You would have thought with the migration to Google Analytics Universal a few years ago, we’d be done with data collection and ready for analysis. With the launch of Google Analytics 4 (GA4), the powers that be at Google did it all over again.
The deprecation date of GA Universal is July 1, 2023, but the real date is actually July 1, THIS YEAR.
Using this more deliberate approach, businesses have the unique opportunity to run Universal Analytics (UA) and Google Analytics 4 (GA4) simultaneously. Running both analytics properties in parallel means they can start collecting historical data for an entire year before Google eventually shuts down UA.
No need for panic. We’ve created a free download of a Google Tag Manager Container with all the GAU and GA4 tags you’ll need to get it implemented in a jiffy. Complete with dataLayer instructions.
But first, some critical concepts…
What is Google Tag Manager?
Google Tag Manager (GTM) is a free tag management system that we use exclusively to implement data collection tags. The concept of a GTM is to separate the tags from the core website source. This separation frees the developer from tagging, and instead, the analytics person can manage the tags she needs for insights.
GTM works like this:
- The website pushes key data into a data layer (for example, a user ID, or product attribute)
- Any tags implemented within GTM can then utilize the data within the data layer – to populate analytics reports.
- Interaction events (like element clicks, form submits, etc) can fire tags
What is the dataLayer?
A data layer is a layer of your website code which contains all of the data that gets generated by visitors engaging with your website. Not all websites have a data layer, but having one enables more reliable and flexible data collection.
Benefits of the Data Layer:
- When you update the site, the data is automatically updated too.
- Reduces tracking errors because it requires less management of GTM.
- Can be used by any marketing technology, facebook, linkedin, google analytics, etc.
How the Data Layer Works
- Instead of tracking clicks on a link that says “New Releases” or a button that says “Shop” (see example below), the data layer lets you track the type of link or button that is clicked.
- Elements are labeled in the data layer based on their tracking category–not on things like button text or URL, which will likely change with site updates.
EXAMPLE: Tracking Navigation & Call-To-Action Clicks

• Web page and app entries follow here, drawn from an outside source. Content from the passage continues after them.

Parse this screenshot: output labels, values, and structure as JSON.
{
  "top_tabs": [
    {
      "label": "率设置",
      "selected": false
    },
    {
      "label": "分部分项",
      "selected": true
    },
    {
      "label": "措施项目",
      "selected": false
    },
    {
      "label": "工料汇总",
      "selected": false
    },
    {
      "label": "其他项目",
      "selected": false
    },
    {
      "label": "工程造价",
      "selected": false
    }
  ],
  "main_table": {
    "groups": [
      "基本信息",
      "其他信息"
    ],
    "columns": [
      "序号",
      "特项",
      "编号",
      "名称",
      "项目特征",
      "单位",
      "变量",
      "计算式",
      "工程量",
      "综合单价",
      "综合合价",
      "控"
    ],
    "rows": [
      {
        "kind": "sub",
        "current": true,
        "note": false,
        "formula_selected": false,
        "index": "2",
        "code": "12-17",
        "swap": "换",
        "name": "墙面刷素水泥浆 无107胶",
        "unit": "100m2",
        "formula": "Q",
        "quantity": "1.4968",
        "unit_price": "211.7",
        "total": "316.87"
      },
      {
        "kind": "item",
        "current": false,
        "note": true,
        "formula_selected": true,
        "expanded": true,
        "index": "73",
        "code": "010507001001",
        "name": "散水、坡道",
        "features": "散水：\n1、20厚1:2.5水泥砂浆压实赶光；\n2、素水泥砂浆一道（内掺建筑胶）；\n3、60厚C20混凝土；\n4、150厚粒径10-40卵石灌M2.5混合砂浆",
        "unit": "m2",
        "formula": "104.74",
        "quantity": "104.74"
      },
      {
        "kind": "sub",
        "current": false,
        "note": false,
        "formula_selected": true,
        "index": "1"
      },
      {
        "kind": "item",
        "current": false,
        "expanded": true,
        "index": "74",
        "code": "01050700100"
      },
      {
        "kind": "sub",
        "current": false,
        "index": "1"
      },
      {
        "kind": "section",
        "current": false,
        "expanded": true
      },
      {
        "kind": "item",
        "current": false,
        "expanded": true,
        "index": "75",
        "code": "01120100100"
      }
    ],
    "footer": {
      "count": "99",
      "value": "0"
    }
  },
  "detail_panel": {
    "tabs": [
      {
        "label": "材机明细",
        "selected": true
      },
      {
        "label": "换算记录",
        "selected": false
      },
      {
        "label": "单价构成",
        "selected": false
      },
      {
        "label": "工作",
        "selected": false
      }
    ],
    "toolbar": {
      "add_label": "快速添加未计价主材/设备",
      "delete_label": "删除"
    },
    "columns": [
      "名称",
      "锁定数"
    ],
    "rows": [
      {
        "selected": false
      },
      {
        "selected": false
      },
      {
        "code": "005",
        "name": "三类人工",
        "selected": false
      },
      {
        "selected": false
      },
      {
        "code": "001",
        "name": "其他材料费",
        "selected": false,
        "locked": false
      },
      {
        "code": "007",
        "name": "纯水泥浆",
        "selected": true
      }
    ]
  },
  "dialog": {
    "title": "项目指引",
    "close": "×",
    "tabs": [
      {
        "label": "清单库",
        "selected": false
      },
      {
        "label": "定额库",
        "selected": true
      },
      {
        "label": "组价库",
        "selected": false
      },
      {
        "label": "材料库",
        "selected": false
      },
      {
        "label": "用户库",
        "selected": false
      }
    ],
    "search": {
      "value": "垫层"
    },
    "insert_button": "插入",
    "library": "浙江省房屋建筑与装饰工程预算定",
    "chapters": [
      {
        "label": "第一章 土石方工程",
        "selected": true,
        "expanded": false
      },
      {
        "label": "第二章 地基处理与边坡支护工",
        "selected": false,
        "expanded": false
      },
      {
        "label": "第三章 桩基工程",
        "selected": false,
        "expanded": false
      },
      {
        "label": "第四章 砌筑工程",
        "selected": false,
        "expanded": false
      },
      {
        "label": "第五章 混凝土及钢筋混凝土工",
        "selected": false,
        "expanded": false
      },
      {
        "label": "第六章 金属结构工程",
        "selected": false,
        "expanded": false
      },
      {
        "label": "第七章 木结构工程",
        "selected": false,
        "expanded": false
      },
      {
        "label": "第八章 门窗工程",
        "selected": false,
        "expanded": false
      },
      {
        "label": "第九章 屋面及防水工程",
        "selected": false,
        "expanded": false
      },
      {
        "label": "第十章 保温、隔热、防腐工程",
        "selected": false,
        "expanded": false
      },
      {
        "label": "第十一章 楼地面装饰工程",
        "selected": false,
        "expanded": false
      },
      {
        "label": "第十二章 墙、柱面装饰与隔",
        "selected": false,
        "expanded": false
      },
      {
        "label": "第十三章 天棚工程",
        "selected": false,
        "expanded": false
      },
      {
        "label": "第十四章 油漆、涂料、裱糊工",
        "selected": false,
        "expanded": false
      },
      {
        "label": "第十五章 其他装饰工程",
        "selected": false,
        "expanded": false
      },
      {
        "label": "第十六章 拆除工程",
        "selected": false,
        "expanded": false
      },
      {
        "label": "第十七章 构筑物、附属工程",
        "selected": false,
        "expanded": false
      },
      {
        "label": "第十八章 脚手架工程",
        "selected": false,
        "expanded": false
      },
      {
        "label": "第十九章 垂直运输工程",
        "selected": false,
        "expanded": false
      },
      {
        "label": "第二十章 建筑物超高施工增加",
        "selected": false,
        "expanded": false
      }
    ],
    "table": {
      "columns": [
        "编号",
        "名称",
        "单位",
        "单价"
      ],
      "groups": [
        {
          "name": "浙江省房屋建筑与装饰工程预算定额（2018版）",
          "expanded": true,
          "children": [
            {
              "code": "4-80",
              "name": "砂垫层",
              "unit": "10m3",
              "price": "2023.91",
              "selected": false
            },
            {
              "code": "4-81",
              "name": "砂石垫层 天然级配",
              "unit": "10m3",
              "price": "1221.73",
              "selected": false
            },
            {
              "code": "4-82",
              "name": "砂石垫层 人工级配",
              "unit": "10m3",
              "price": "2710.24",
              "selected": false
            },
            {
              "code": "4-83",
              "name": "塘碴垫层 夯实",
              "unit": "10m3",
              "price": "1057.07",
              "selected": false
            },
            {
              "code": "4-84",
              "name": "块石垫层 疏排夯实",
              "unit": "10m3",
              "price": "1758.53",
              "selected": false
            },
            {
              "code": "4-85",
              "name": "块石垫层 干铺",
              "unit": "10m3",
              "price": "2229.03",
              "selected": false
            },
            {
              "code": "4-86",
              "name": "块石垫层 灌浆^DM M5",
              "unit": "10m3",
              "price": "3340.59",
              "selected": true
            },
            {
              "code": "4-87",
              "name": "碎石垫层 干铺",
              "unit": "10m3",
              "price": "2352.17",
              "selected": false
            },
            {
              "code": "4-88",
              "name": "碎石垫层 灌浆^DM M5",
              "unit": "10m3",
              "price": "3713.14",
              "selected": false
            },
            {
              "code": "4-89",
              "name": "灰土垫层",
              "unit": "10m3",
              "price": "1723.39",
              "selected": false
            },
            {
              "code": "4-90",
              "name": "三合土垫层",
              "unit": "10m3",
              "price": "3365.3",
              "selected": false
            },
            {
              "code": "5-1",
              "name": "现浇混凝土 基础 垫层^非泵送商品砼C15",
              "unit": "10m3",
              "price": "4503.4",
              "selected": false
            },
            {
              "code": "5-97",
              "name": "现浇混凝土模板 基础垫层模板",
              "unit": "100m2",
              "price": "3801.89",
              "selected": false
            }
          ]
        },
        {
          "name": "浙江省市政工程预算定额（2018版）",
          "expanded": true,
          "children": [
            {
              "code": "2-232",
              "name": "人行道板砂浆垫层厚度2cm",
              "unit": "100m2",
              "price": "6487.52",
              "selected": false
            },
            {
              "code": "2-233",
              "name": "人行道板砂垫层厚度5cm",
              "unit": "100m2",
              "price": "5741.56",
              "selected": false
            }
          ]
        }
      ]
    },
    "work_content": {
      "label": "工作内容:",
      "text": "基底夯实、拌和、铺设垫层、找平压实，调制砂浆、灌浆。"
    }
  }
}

In the example above, changing the button from “Shop” to “Buy Now” would not disrupt tracking. The event is triggered when a user clicks a button labeled as a “Call-To-Action”, not when the user clicks a button that says “Shop”.
If this feels like way to much information, here are some links you should visit as prerequisites.
Get started with Analytics
If you’re new to Google Analytics, we recommend you start here. Straight from the source itself, this article is for anyone wanting to set up Analytics for a website and/or app for the first time: Get started with Analytics – Analytics help
Add a Google Analytics 4 property
Does your website already have Universal Analytics and you want to begin transitioning to GA4? This article will outline how to set up a Google Analytics 4 property alongside your existing Universal Analytics property: Add a Google Analytics 4 property (to a site that already has Analytics)
Still with me?
How to implement Google Analytics Universal and GA4 with Google Tag Manager.
Complete Guide Free Download: GA4 Google Analytics Universal Base Implementation Guide _ Free Download.
Extra: Free download of a Google Tag Manager Container with GA4 tags
- Free Download of a Google Tag Manager Container with all the GAU and GA4 tags setup.
- How to merge a Google Tag Manager Container with yours.
Contents of the Complete Guide to Installing Google Analytics
- How to install Google Tag Manager
- Tag Container
- How to implement the dataLayer
- Dynamic Parameters
- How to install the anti-flicker snippet code, (if using Google Optimize, which you definitely should)
- The anti-flicker code sequence
- How to tag for Custom Events
- Global Components
- Navigation Clicks
- Call-to-Action clicks
- Social Media Actions
- Non-Tagged Links
- Chat Bots
- Content Accordions
- Modals, PopUps, and Lightboxes
- Search Results
- Search Filter
- Field Input
- Multipage Form Usage
- How to collect User Variables
- Cookie Permissions
- How to Custom Implement Enhanced Ecommerce Events
- Product Tracking
- Product Impressions
- Product Clicks
- Product Detail Views
- Cart Tracking
- Add to cart
- Remove from the cart
- Adding a discount
- Checkout Tracking
- Checkout Options
- Purchase Tracking
- Purchasing with a discount
- Refund Tracking